"It has been easy for Japanese drugmakers to make a profit in Japan because drug prices are regulated under the nation's single-payer system," said Kazuaki Hashiguchi, an analyst at Daiwa Securities. The system has allowed Japanese drugmakers to build up their financial arsenals and acquire overseas pharmaceutical makers. But "are they developing innovative drugs within Japan? No," he said.
Daiichi Sankyo has to persuade people like Hashiguchi that it will be an innovative producer.
One common challenge for Japanese drugmakers is their conservativeness. They have been slow to enter cutting-edge areas such as genetically engineered medicines, the fastest-growing segment. Enhertu itself relies on Herceptin, a genetically engineered antibody created by Roche.
What Daiichi Sankyo has shown is that its traditional expertise can still yield results if combined with trailblazing technology. This less focused approach "has turned out to be useful," said Daiwa's Hashiguchi. "That's the characteristic of Daiichi Sankyo, for good or bad."
The company still pales in terms of R&D spending. It spends about 20% of its sales on R&D, amounting to $2 billion a year. But that is merely one-fifth to one-sixth the amount spent by global R&D leaders such as Roche, Johnson & Johnson and Novartis.
On the sales front, the ability to sell products in foreign markets also will be tested, as the company's overseas sales ratio is lower than those of its domestic peers. Daiichi Sankyo is still domestically focused, with only 39% of sales coming from outside Japan in the year ended in March, compared with 82% for Takeda and 73% for Astellas.

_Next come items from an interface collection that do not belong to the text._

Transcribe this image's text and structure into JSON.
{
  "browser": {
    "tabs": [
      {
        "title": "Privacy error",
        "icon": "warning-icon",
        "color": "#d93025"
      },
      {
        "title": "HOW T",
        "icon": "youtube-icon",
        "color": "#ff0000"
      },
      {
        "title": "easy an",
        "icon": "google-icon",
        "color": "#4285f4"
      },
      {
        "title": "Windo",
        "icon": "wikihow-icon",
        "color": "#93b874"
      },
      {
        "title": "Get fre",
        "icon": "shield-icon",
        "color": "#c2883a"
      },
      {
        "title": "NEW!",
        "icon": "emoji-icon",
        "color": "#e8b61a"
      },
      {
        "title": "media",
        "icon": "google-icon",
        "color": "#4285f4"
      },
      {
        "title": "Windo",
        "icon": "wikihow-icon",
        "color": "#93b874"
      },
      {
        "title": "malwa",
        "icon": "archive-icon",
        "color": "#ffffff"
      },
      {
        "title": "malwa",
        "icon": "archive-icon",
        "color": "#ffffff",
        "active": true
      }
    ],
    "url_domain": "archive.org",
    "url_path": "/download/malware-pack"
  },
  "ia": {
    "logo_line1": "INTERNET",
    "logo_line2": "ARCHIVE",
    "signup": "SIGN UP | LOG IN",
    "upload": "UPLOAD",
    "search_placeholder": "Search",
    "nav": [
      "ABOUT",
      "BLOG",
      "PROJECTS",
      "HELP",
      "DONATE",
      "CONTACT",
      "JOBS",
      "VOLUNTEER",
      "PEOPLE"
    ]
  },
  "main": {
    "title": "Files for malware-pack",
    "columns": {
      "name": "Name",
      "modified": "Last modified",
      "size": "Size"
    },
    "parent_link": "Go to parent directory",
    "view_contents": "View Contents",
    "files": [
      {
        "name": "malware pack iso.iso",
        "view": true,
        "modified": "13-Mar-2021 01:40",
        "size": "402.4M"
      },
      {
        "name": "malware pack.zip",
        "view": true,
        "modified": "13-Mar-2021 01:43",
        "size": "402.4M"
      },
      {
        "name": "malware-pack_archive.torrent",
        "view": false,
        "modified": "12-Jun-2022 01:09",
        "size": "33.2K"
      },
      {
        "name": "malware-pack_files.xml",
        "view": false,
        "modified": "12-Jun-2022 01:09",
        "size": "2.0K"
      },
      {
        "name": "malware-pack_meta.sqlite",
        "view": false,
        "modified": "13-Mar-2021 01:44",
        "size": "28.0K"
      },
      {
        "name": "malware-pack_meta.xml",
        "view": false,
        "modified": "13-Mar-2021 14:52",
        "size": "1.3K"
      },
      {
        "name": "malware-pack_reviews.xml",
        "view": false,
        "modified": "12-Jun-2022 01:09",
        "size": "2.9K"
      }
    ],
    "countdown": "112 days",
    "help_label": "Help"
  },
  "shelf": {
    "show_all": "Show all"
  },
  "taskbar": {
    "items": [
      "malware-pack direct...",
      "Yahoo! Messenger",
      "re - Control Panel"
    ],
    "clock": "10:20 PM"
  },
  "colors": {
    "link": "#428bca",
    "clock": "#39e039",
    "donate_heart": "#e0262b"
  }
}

The Japanese drug market, valued at $87 billion in 2019, or 7% of the $1.25 trillion global market, is expected to shrink, while the U.S. market, now 41% of the global total, grows at a rate of 3% to 6% a year, according to IQVIA Institute, which tracks global spending on medications. New rivals are also emerging in Asia, such as South Korea's Samsung Biologics.
"We want to contribute to healthy life of the people around the world," said Daiichi Sankyo CEO Manabe, a former visiting scientist at Ohio State University. He notes that the incidence of lifestyle diseases and cancer is increasing in China and that the company is looking at potential opportunities there.
Still, the company is cautious on major M&As following the Ranbaxy debacle. "We will consider acquisitions as necessary," Manabe said in a recent interview with Nikkei Asia, adding that "domestic research alone won't be enough." But he also said, "We are not contemplating major acquisitions similar to those undertaken by mega-pharmas."
Daiichi Sankyo has set a goal of becoming an innovative drugmaker that excels in cancer treatment as part of a five-year plan through fiscal 2020. At the same time, it is keeping various options open instead of targeting cancer only.
The medium-term plan calls for the company to maintain its No. 1 sales position in Japan by being present in all four key areas: new drugs, vaccines, generics and over-the-counter medicines. Manabe said that cancer treatment is only one of the areas it concentrates on and that it hopes to find a clearer focus in the next five-year plan period through 2025.
Among the new initiatives is the development of a coronavirus vaccine using messenger RNA, or mRNA, a technology also used by Pfizer and Moderna. The goal is in part to build the capability to develop a vaccine domestically in case a new variant of the virus emerges in the future, but also to develop a technology for cancer vaccines.
For now, investors are giving the benefit of the doubt to Daiichi Sankyo's diversified strategy. They are also hoping, however, that it will eventually discover real strength that competitors won't be able to match.
"Just because a company has come up with one successful ADC doesn't mean that it will continue to produce innovative drugs one after another," said Daiwa's Hashiguchi.